Comcast Business has set an aggressive path to expand its DOCSIS 3.1-based internet service across its northeastern footprint, but the cable MSO says it has an opportunity to use that technology and existing fiber to bolster its pending SD-WAN plans.
Earlier this year, Comcast Business began an SD-WAN beta trial, an effort that will combine its broadband and Ethernet network services and create an offering for midmarket and large enterprises investing in hybrid WAN solutions.
Jeff Lewis, vice president for data product management at Comcast Business, told FierceTelecom that using DOCSIS 3.1 and fiber could be anchors to attract medium and large enterprise customers to SD-WAN that currently use MPLS networks.
“If you couple an over the top SD-WAN service over a gigabit-powered broadband network, nobody could come close to what that means,” Lewis said. “What we have the ability to do is compare customers that have 3 Mbps and offer them upwards of a gig or 100 Mbps.”
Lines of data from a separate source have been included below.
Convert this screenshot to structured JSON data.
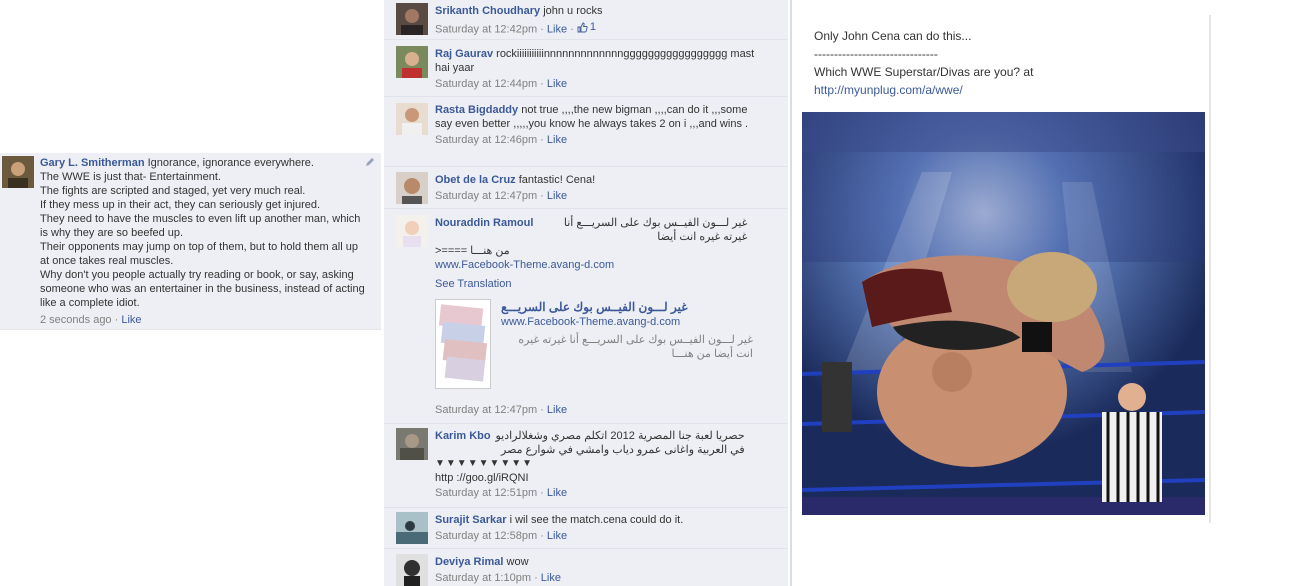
{
  "left_comment": {
    "author": "Gary L. Smitherman",
    "text_first": "Ignorance, ignorance everywhere.",
    "lines": [
      "The WWE is just that- Entertainment.",
      "The fights are scripted and staged, yet very much real.",
      "If they mess up in their act, they can seriously get injured.",
      "They need to have the muscles to even lift up another man, which is why they are so beefed up.",
      "Their opponents may jump on top of them, but to hold them all up at once takes real muscles.",
      "Why don't you people actually try reading or book, or say, asking someone who was an entertainer in the business, instead of acting like a complete idiot."
    ],
    "time": "2 seconds ago",
    "like": "Like"
  },
  "comments": [
    {
      "author": "Srikanth Choudhary",
      "text": "john u rocks",
      "time": "Saturday at 12:42pm",
      "like": "Like",
      "likes": "1"
    },
    {
      "author": "Raj Gaurav",
      "text": "rockiiiiiiiiiiinnnnnnnnnnnnnggggggggggggggggg mast hai yaar",
      "time": "Saturday at 12:44pm",
      "like": "Like"
    },
    {
      "author": "Rasta Bigdaddy",
      "text": "not true ,,,,the new bigman ,,,,can do it ,,,some say even better ,,,,,you know he always takes 2 on i ,,,and wins .",
      "time": "Saturday at 12:46pm",
      "like": "Like"
    },
    {
      "author": "Obet de la Cruz",
      "text": "fantastic! Cena!",
      "time": "Saturday at 12:47pm",
      "like": "Like"
    },
    {
      "author": "Nouraddin Ramoul",
      "text": "غير لـــون الفيــس بوك على السريـــع أنا غيرته غيره انت أيضا",
      "text2": "من هنـــا ====<",
      "url": "www.Facebook-Theme.avang-d.com",
      "see_translation": "See Translation",
      "preview_title": "غير لـــون الفيــس بوك على السريـــع",
      "preview_url": "www.Facebook-Theme.avang-d.com",
      "preview_desc": "غير لـــون الفيــس بوك على السريـــع أنا غيرته غيره انت أيضا من هنـــا",
      "time": "Saturday at 12:47pm",
      "like": "Like"
    },
    {
      "author": "Karim Kbo",
      "text": "حصريا لعبة جنا المصرية 2012 اتكلم مصري وشغلالراديو في العربية واغانى عمرو دياب وامشي في شوارع مصر",
      "arrows": "▼▼▼▼▼▼▼▼▼",
      "link": "http ://goo.gl/iRQNI",
      "time": "Saturday at 12:51pm",
      "like": "Like"
    },
    {
      "author": "Surajit Sarkar",
      "text": "i wil see the match.cena could do it.",
      "time": "Saturday at 12:58pm",
      "like": "Like"
    },
    {
      "author": "Deviya Rimal",
      "text": "wow",
      "time": "Saturday at 1:10pm",
      "like": "Like"
    }
  ],
  "separator": " · ",
  "caption": {
    "line1": "Only John Cena can do this...",
    "line2": "-------------------------------",
    "line3": "Which WWE Superstar/Divas are you? at",
    "link": "http://myunplug.com/a/wwe/"
  },
  "colors": {
    "link": "#3b5998",
    "panel": "#edeff4",
    "meta": "#808080"
  }
}
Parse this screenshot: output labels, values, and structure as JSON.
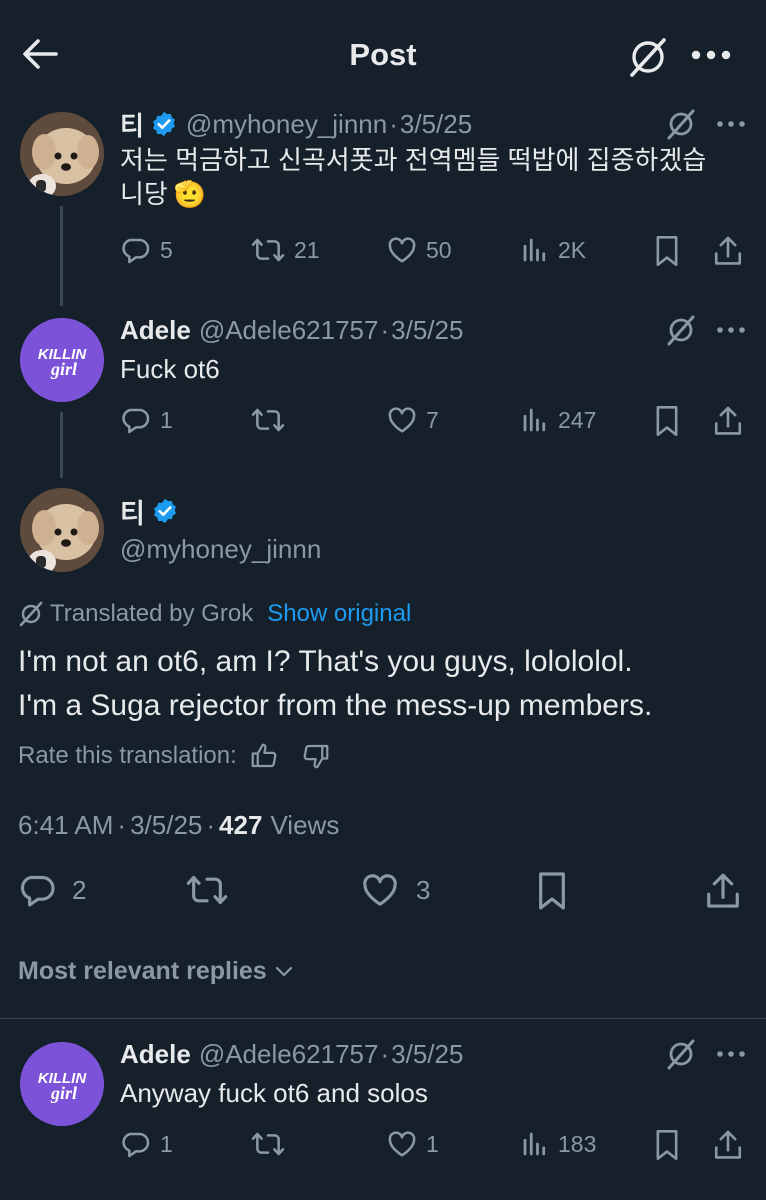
{
  "header": {
    "title": "Post",
    "back_icon": "arrow-left-icon",
    "grok_icon": "grok-icon",
    "more_icon": "more-icon"
  },
  "tweet1": {
    "display_name": "티",
    "handle": "@myhoney_jinnn",
    "separator": "·",
    "date": "3/5/25",
    "text_line1": "저는 먹금하고 신곡서폿과 전역멤들 떡밥에 집중하겠습",
    "text_line2": "니당",
    "emoji": "🫡",
    "replies": "5",
    "reposts": "21",
    "likes": "50",
    "views": "2K"
  },
  "tweet2": {
    "display_name": "Adele",
    "handle": "@Adele621757",
    "separator": "·",
    "date": "3/5/25",
    "text": "Fuck ot6",
    "replies": "1",
    "reposts": "",
    "likes": "7",
    "views": "247",
    "avatar_text_top": "KILLIN",
    "avatar_text_bottom": "girl"
  },
  "main": {
    "display_name": "티",
    "handle": "@myhoney_jinnn",
    "translated_label": "Translated by Grok",
    "show_original": "Show original",
    "text_line1": "I'm not an ot6, am I? That's you guys, lolololol.",
    "text_line2": "I'm a Suga rejector from the mess-up members.",
    "rate_label": "Rate this translation:",
    "time": "6:41 AM",
    "sep1": "·",
    "date": "3/5/25",
    "sep2": "·",
    "views_count": "427",
    "views_label": "Views",
    "replies": "2",
    "reposts": "",
    "likes": "3"
  },
  "replies_section": {
    "label": "Most relevant replies"
  },
  "reply1": {
    "display_name": "Adele",
    "handle": "@Adele621757",
    "separator": "·",
    "date": "3/5/25",
    "text": "Anyway fuck ot6 and solos",
    "replies": "1",
    "reposts": "",
    "likes": "1",
    "views": "183",
    "avatar_text_top": "KILLIN",
    "avatar_text_bottom": "girl"
  },
  "colors": {
    "background": "#15202b",
    "text": "#e7e9ea",
    "secondary": "#8b98a5",
    "accent": "#1d9bf0",
    "verified": "#1d9bf0",
    "adele_avatar": "#7c53d8"
  }
}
Lewis took a bold step to add that Comcast’s Business’s entry into the SD-WAN market will shake up the wide area networking services market.
“We believe that we may be looking at an industry generational moment where you combine those two technologies and bring that to the market,” Lewis said. “It might be something we look back on three years from now and say, 'wow, look at what we just did.'”
DOCSIS 3.1, fiber combinations
By rolling out DOCSIS 3.1-based 1 Gbps services across its northeastern and mid-Atlantic service footprints, Comcast sees an opportunity to more effectively compete against Verizon and other telcos for businesses that desire higher speeds but don't need a fiber connection. The cable MSO plans to roll out the DOCSIS 3.1-based service throughout its national network footprint, and will deploy on a rolling basis through the fall.
As it rolls out DOCSIS 3.1, the cable MSO is aware that it does not want to cannibalize its fiber-based private line and Ethernet products.
However, Lewis said that its DOCSIS 3.1-based business expansion won’t happen, particularly with larger customers that require the associated symmetrical bandwidth and SLAs that come with its current fiber-based Ethernet dedicated internet (EDI) service.
Comcast has continued to make progress in establishing a foothold in the Ethernet market.
According to Vertical Systems Group’s latest Ethernet Leaderboard, Comcast Business was ranked as the sixth largest U.S.-based Ethernet provider. While cable operators are mainly relegated to their own territories, VSG noted that the cable industry is one of the fastest growing segments in the Ethernet market.
“We’re naturally concerned that companies that may have availed themselves of EDI may go I want that broadband service instead and there are economics between the two,” Lewis said. “We think the likelihood of that is very small because those companies that avail themselves of fiber product want the symmetrical feel and there are some strong lines that suggest those customers would want to stay over there.”
What’s interesting about Comcast’s pending SD-WAN play is that it’s not tied directly to either fiber or the DOCSIS 3.1 services it offers.
Instead, Comcast Business sees an opportunity to potentially give business customers the opportunity to use both DOCSIS 3.1 and fiber to target specific locations for SD-WAN.
“As we talk SD-WAN, it is not exclusively aligned to DOCSIS broadband,” Lewis said. “We have tremendous opportunities with the companies we’re talking to who want to blend DOCSIS and fiber.”
Lewis added that “customers get to choose, and we do think that this higher speed is going to fit well in the market.”
Hybrid networks focus
The cable MSO, which has been enhancing its presence in medium and large businesses, clearly wants to take more market share away from incumbent telcos and other competitors that have an established MPLS service base.
While Comcast Business is bullish on the SD-WAN opportunity, the service provider realizes that most of its customers aren’t going to just pull out their existing MPLS connection.
“We’re extremely bullish on the idea of a hybrid network or a hybrid WAN,” Lewis said. “This is the concept of we’ll help you make your broadband smart with unbridled speed and you get to choose what you leave on your MPLS network.”
What this suggests is that Comcast Business is following the so-called hybrid networking trend, where businesses will equip satellite offices with SD-WAN while maintaining MPLS circuits at larger sites or those that house sensitive data.
Customers that are participating in Comcast Business’s SD-WAN beta trial can test different SD-WAN configurations: implementing MPLS and SD-WAN connections side by side and putting MPLS on one side and letting the SD-WAN controller manage the traffic on the broadband or MPLS connection.